6. A LIGHT IN THE BLACK (8.12) - Cozy's drumming again opens the track for this pulsating track. This is one of the hardest hitting Rainbow tracks along with 'Kill The King' and 'Death Alley Driver', the riff is relentless and takes no prisoners and many a metal band have used this track as a basis for their own [WASP's 'Arena Of Pleasure' anyone?]. Tony Carey throws in an impressive Moog solo that works well over the intense rhythm before a scalding neo-classical section that sees Carey and Blackmore trading lines. Blackmore's lone solo is full of his distinctive runs and licks all with that great Stratocaster tone again. The production from Martin Birch helps keep the sound cemented together and the speakers grown at the pummeling they receive. A great track from a great album.

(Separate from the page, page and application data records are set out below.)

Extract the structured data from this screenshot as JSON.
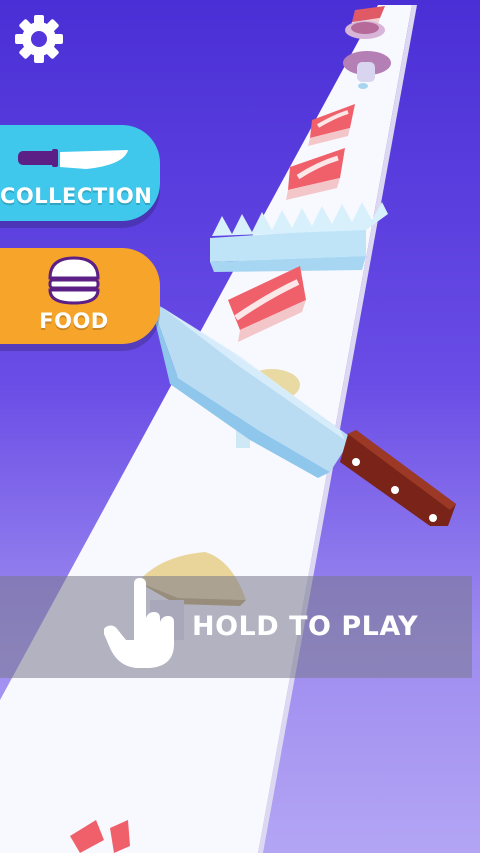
{
  "settings": {
    "icon": "gear-icon"
  },
  "menu": {
    "collection": {
      "label": "COLLECTION",
      "icon": "kitchen-knife-icon",
      "color": "#3fc8ec"
    },
    "food": {
      "label": "FOOD",
      "icon": "burger-icon",
      "color": "#f7a42a"
    }
  },
  "prompt": {
    "text": "HOLD TO PLAY",
    "icon": "tap-hand-icon"
  },
  "colors": {
    "background_top": "#4a2fd6",
    "background_bottom": "#b3a5f4",
    "track": "#ffffff",
    "steak": "#f0606b",
    "knife_handle": "#7a2318"
  }
}
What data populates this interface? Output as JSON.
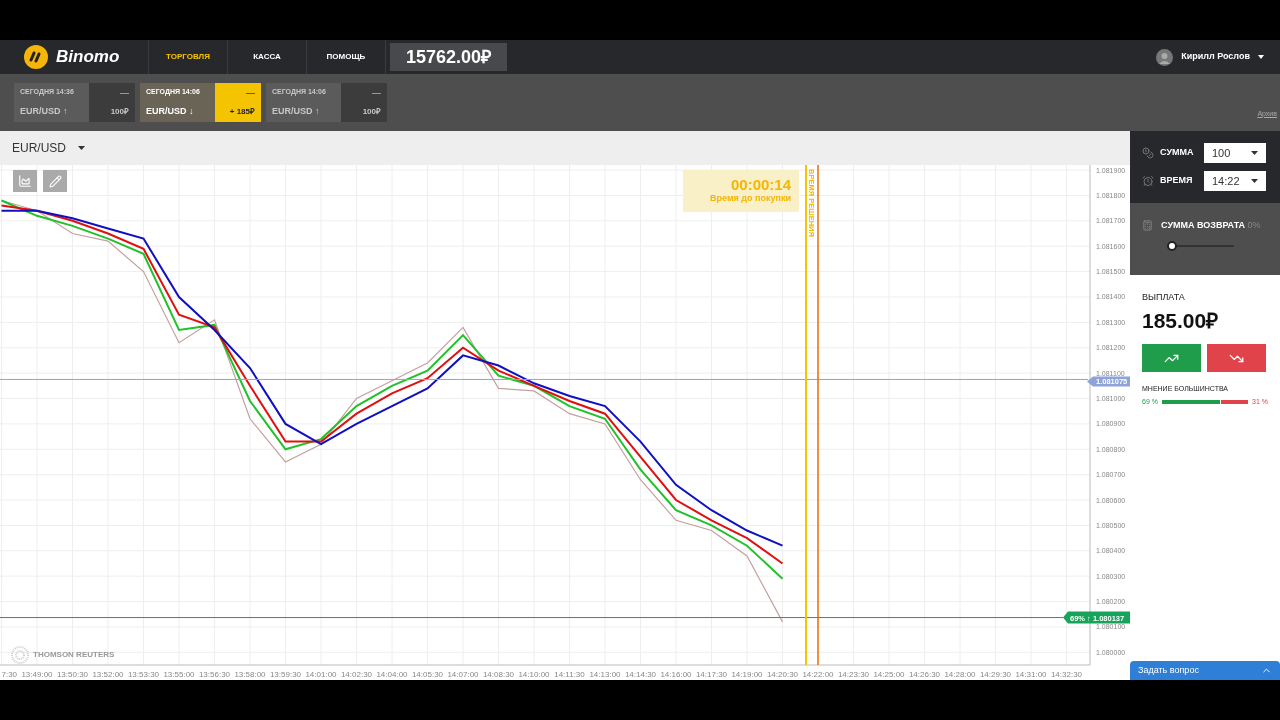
{
  "header": {
    "logo": "Binomo",
    "nav": [
      {
        "label": "ТОРГОВЛЯ",
        "selected": true
      },
      {
        "label": "КАССА",
        "selected": false
      },
      {
        "label": "ПОМОЩЬ",
        "selected": false
      }
    ],
    "balance": "15762.00₽",
    "user": "Кирилл Рослов"
  },
  "deals": [
    {
      "time": "СЕГОДНЯ 14:36",
      "pair": "EUR/USD",
      "arrow": "↑",
      "result": "—",
      "amount": "100₽",
      "selected": false
    },
    {
      "time": "СЕГОДНЯ 14:06",
      "pair": "EUR/USD",
      "arrow": "↓",
      "result": "—",
      "amount": "+ 185₽",
      "selected": true
    },
    {
      "time": "СЕГОДНЯ 14:06",
      "pair": "EUR/USD",
      "arrow": "↑",
      "result": "—",
      "amount": "100₽",
      "selected": false
    }
  ],
  "archive_link": "Архив",
  "asset": "EUR/USD",
  "countdown": {
    "time": "00:00:14",
    "label": "Время до покупки"
  },
  "source": "THOMSON REUTERS",
  "chart_data": {
    "type": "line",
    "grid": true,
    "categories": [
      "7:30",
      "13:49:00",
      "13:50:30",
      "13:52:00",
      "13:53:30",
      "13:55:00",
      "13:56:30",
      "13:58:00",
      "13:59:30",
      "14:01:00",
      "14:02:30",
      "14:04:00",
      "14:05:30",
      "14:07:00",
      "14:08:30",
      "14:10:00",
      "14:11:30",
      "14:13:00",
      "14:14:30",
      "14:16:00",
      "14:17:30",
      "14:19:00",
      "14:20:30",
      "14:22:00",
      "14:23:30",
      "14:25:00",
      "14:26:30",
      "14:28:00",
      "14:29:30",
      "14:31:00",
      "14:32:30"
    ],
    "series": [
      {
        "color": "#c4a0a0",
        "values": [
          1.08178,
          1.08174,
          1.08165,
          1.08162,
          1.0815,
          1.08122,
          1.08131,
          1.08092,
          1.08075,
          1.08082,
          1.081,
          1.08107,
          1.08114,
          1.08128,
          1.08104,
          1.08103,
          1.08094,
          1.0809,
          1.08068,
          1.08052,
          1.08048,
          1.08038,
          1.08012,
          null,
          null,
          null,
          null,
          null,
          null,
          null,
          null
        ]
      },
      {
        "color": "#22c02a",
        "values": [
          1.08178,
          1.08172,
          1.08168,
          1.08163,
          1.08157,
          1.08127,
          1.08129,
          1.08099,
          1.0808,
          1.08084,
          1.08097,
          1.08105,
          1.08111,
          1.08125,
          1.08109,
          1.08105,
          1.08097,
          1.08092,
          1.08072,
          1.08056,
          1.0805,
          1.08042,
          1.08029,
          null,
          null,
          null,
          null,
          null,
          null,
          null,
          null
        ]
      },
      {
        "color": "#e01010",
        "values": [
          1.08176,
          1.08174,
          1.0817,
          1.08165,
          1.08159,
          1.08133,
          1.08128,
          1.08105,
          1.08083,
          1.08083,
          1.08094,
          1.08102,
          1.08108,
          1.0812,
          1.08111,
          1.08105,
          1.08099,
          1.08094,
          1.08077,
          1.0806,
          1.08052,
          1.08045,
          1.08035,
          null,
          null,
          null,
          null,
          null,
          null,
          null,
          null
        ]
      },
      {
        "color": "#1010c0",
        "values": [
          1.08174,
          1.08174,
          1.08171,
          1.08167,
          1.08163,
          1.0814,
          1.08127,
          1.08112,
          1.0809,
          1.08082,
          1.0809,
          1.08097,
          1.08104,
          1.08117,
          1.08113,
          1.08106,
          1.08101,
          1.08097,
          1.08083,
          1.08066,
          1.08056,
          1.08048,
          1.08042,
          null,
          null,
          null,
          null,
          null,
          null,
          null,
          null
        ]
      }
    ],
    "ylim": [
      1.07995,
      1.08192
    ],
    "yticks": [
      {
        "value": 1.0819,
        "label": "1.081900"
      },
      {
        "value": 1.0818,
        "label": "1.081800"
      },
      {
        "value": 1.0817,
        "label": "1.081700"
      },
      {
        "value": 1.0816,
        "label": "1.081600"
      },
      {
        "value": 1.0815,
        "label": "1.081500"
      },
      {
        "value": 1.0814,
        "label": "1.081400"
      },
      {
        "value": 1.0813,
        "label": "1.081300"
      },
      {
        "value": 1.0812,
        "label": "1.081200"
      },
      {
        "value": 1.0811,
        "label": "1.081100"
      },
      {
        "value": 1.081,
        "label": "1.081000"
      },
      {
        "value": 1.0809,
        "label": "1.080900"
      },
      {
        "value": 1.0808,
        "label": "1.080800"
      },
      {
        "value": 1.0807,
        "label": "1.080700"
      },
      {
        "value": 1.0806,
        "label": "1.080600"
      },
      {
        "value": 1.0805,
        "label": "1.080500"
      },
      {
        "value": 1.0804,
        "label": "1.080400"
      },
      {
        "value": 1.0803,
        "label": "1.080300"
      },
      {
        "value": 1.0802,
        "label": "1.080200"
      },
      {
        "value": 1.0801,
        "label": "1.080100"
      },
      {
        "value": 1.08,
        "label": "1.080000"
      }
    ],
    "ref_lines": [
      {
        "axis": "y",
        "value": 1.081075,
        "color": "#8fa3d9",
        "label": "1.081075"
      },
      {
        "axis": "y",
        "value": 1.080137,
        "color": "#16a35a",
        "label": "69% ↑ 1.080137"
      },
      {
        "axis": "x",
        "value": "14:22:00",
        "color": "#e87000"
      }
    ]
  },
  "deadline_label": "ВРЕМЯ РЕШЕНИЯ",
  "panel": {
    "amount": {
      "label": "СУММА",
      "value": "100"
    },
    "time": {
      "label": "ВРЕМЯ",
      "value": "14:22"
    },
    "refund": {
      "label": "СУММА ВОЗВРАТА",
      "percent": "0%",
      "level": 0
    },
    "payout": {
      "label": "ВЫПЛАТА",
      "value": "185.00₽"
    },
    "opinion": {
      "label": "МНЕНИЕ БОЛЬШИНСТВА",
      "up": "69 %",
      "down": "31 %",
      "level": 0.69
    }
  },
  "chat": "Задать вопрос"
}
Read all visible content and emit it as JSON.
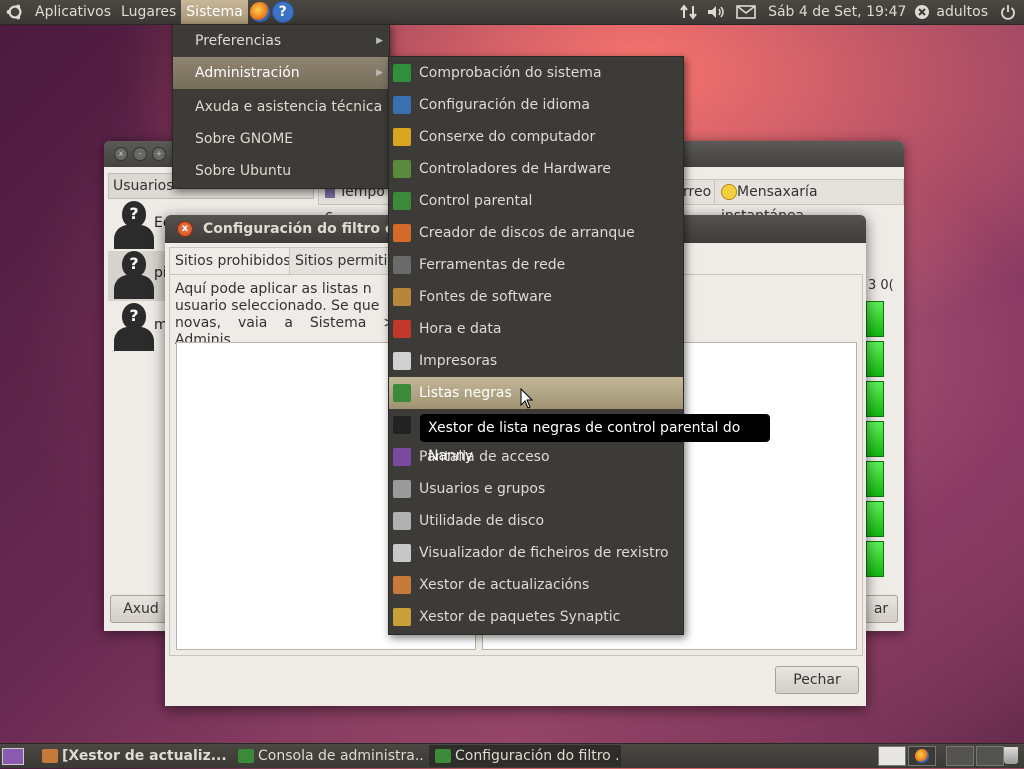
{
  "top_panel": {
    "menus": [
      "Aplicativos",
      "Lugares",
      "Sistema"
    ],
    "help_glyph": "?",
    "datetime": "Sáb  4 de Set, 19:47",
    "user": "adultos",
    "icons": [
      "ubuntu-logo-icon",
      "firefox-icon",
      "help-icon",
      "network-icon",
      "volume-icon",
      "mail-icon",
      "power-icon"
    ]
  },
  "sistema_menu": {
    "items": [
      {
        "label": "Preferencias",
        "submenu": true
      },
      {
        "label": "Administración",
        "submenu": true
      },
      {
        "label": "Axuda e asistencia técnica",
        "submenu": false
      },
      {
        "label": "Sobre GNOME",
        "submenu": false
      },
      {
        "label": "Sobre Ubuntu",
        "submenu": false
      }
    ]
  },
  "admin_menu": {
    "items": [
      {
        "label": "Comprobación do sistema",
        "icon": "check-icon",
        "color": "#2f8f3a"
      },
      {
        "label": "Configuración de idioma",
        "icon": "language-icon",
        "color": "#3a6fb0"
      },
      {
        "label": "Conserxe do computador",
        "icon": "broom-icon",
        "color": "#d9a520"
      },
      {
        "label": "Controladores de Hardware",
        "icon": "hardware-icon",
        "color": "#5a8a3a"
      },
      {
        "label": "Control parental",
        "icon": "parental-icon",
        "color": "#3a8a3a"
      },
      {
        "label": "Creador de discos de arranque",
        "icon": "disc-icon",
        "color": "#d46a2a"
      },
      {
        "label": "Ferramentas de rede",
        "icon": "network-tools-icon",
        "color": "#6a6a6a"
      },
      {
        "label": "Fontes de software",
        "icon": "software-sources-icon",
        "color": "#b8863a"
      },
      {
        "label": "Hora e data",
        "icon": "calendar-icon",
        "color": "#c0392b"
      },
      {
        "label": "Impresoras",
        "icon": "printer-icon",
        "color": "#d0d0d0"
      },
      {
        "label": "Listas negras",
        "icon": "blacklist-icon",
        "color": "#3a8a3a"
      },
      {
        "label": "",
        "icon": "monitor-icon",
        "color": "#222222"
      },
      {
        "label": "Pantalla de acceso",
        "icon": "login-screen-icon",
        "color": "#7a4aa0"
      },
      {
        "label": "Usuarios e grupos",
        "icon": "users-icon",
        "color": "#9a9a9a"
      },
      {
        "label": "Utilidade de disco",
        "icon": "disk-icon",
        "color": "#b0b0b0"
      },
      {
        "label": "Visualizador de ficheiros de rexistro",
        "icon": "log-viewer-icon",
        "color": "#c8c8c8"
      },
      {
        "label": "Xestor de actualizacións",
        "icon": "update-icon",
        "color": "#c87a3a"
      },
      {
        "label": "Xestor de paquetes Synaptic",
        "icon": "synaptic-icon",
        "color": "#c8a03a"
      }
    ],
    "highlighted": "Listas negras"
  },
  "tooltip": "Xestor de lista negras de control parental do Nanny",
  "users_window": {
    "side_header": "Usuarios",
    "users": [
      {
        "name": "Eq"
      },
      {
        "name": "pic"
      },
      {
        "name": "me"
      }
    ],
    "tabs": [
      "Tempo c",
      "rreo",
      "Mensaxaría instantánea"
    ],
    "partial_time": "3 0(",
    "help_button": "Axud",
    "close_button": "ar"
  },
  "dialog": {
    "title": "Configuración do filtro c",
    "tabs": [
      "Sitios prohibidos",
      "Sitios permitid"
    ],
    "description": "Aquí pode aplicar as listas n usuario seleccionado. Se que novas, vaia a Sistema > Adminis",
    "description_lines": [
      "Aquí pode aplicar as listas n",
      "usuario seleccionado. Se que",
      "novas, vaia a Sistema > Adminis"
    ],
    "close_button": "Pechar"
  },
  "taskbar": {
    "tasks": [
      {
        "label": "[Xestor de actualiz...",
        "selected": false,
        "bold": true
      },
      {
        "label": "Consola de administra...",
        "selected": false,
        "bold": false
      },
      {
        "label": "Configuración do filtro ...",
        "selected": true,
        "bold": false
      }
    ]
  }
}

This album is one of those very rare things - near perfection from start to finish. None of the tracks disappoint, 'Do You Close Your Eyes' is the weak link personally but this doesn't char the overall impact of this album. 'Rainbow Rising' is a breath of fresh air every time you play it, from the stunning vocals, to the musical interplay, practically everything about this album is so right, even the cover perfectly represents what is inside.

Many of Blackmore's best cuts are here - 'Tarot Woman', 'Stargazer' and 'A Light In The Black' all have that special something that connects your ears to your heart and permanently etches these tracks into your soul. This album is that good, and its down to the fact that no-one overpowers the other. Each member works together to create the sonic powerhouse heard throughout. Only one word can describe this album and that is - ESSENTIAL.


Andy Craven, RainbowFlame's Metal Domain Review 2000